One evening, after we had finished our work for the day, we looked around for chai. Unexpectedly, we were near the temple of Ugra Tara. And, surely, we went in.
Tara is not only an ancient Hindu Goddess but also one of the most important Buddhist Goddesses.
Apparently, the term Tara, from the Sanskrit root ‘tri’ means deliverer, saviour, to “take across” a river, an ocean, a mountain or any difficult situation. Tara also means ‘star’. Hence she is the star of our aspiration, our muse who guides us on the creative path.
Ugra Tara, just after her daily,
Ugra Tara, is her aroused, or demonic form. And apparently, she loves liquor, meat and utter devotion. Animal sacrifices, of goats and cows, are common. Goats are sacrificed regularly, while cows are sacrificed during Dasshera.
Yep. The animal sacrifice place. The big one is for
the cows and the small one for goats.
Apparently, Ugratara temples are extremely rare in this part of the country. As far as it is known, there is no other regular temple of Ugratara anywhere in Bihar, although the image of Tara particularly of the Pala period have been found at various places, including Kurkihar in Gaya district. The worship of this rare deity at this inaccessible village excites curiosity.
Ugratara is also known as Maha-Cina-Tara and this later Buddhistic image has been imported to India from Tibet through Nepal. Saharsa district is quite close to Nepal.
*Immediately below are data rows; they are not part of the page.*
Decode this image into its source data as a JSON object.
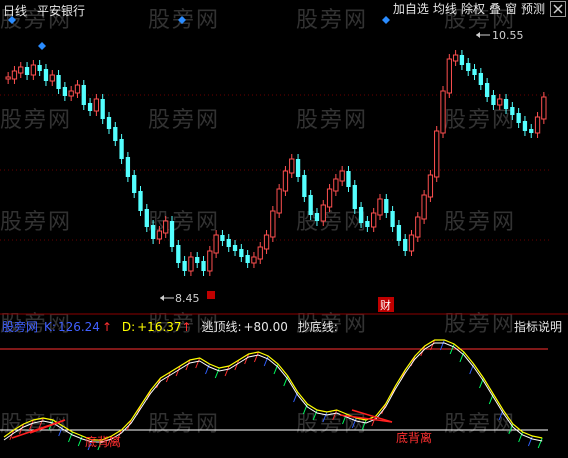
{
  "header": {
    "period": "日线",
    "stock_name": "平安银行"
  },
  "toolbar": {
    "items": [
      "加自选",
      "均线",
      "除权",
      "叠",
      "窗",
      "预测"
    ],
    "close_icon": "close-icon"
  },
  "price_panel": {
    "high_label": "10.55",
    "low_label": "8.45",
    "marker_label": "财",
    "up_color": "#ff5050",
    "down_color": "#54ffff"
  },
  "indicator_panel": {
    "name": "股旁网",
    "k_label": "K:",
    "k_value": "126.24",
    "d_label": "D:",
    "d_value": "+16.37",
    "top_line_label": "逃顶线:",
    "top_line_value": "+80.00",
    "bottom_line_label": "抄底线:",
    "explain_label": "指标说明",
    "divergence_labels": [
      "底背离",
      "底背离"
    ]
  },
  "watermark": "股旁网",
  "colors": {
    "background": "#000000",
    "grid_dotted": "#8b0000",
    "k_line": "#ffff00",
    "d_line": "#ffffff",
    "top_line": "#ff3030",
    "bottom_line": "#ffffff"
  }
}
The frontiers of Saharsa district and the district of Saptari in Nepal adjoin.
Ugratara is an image of Tantric culture.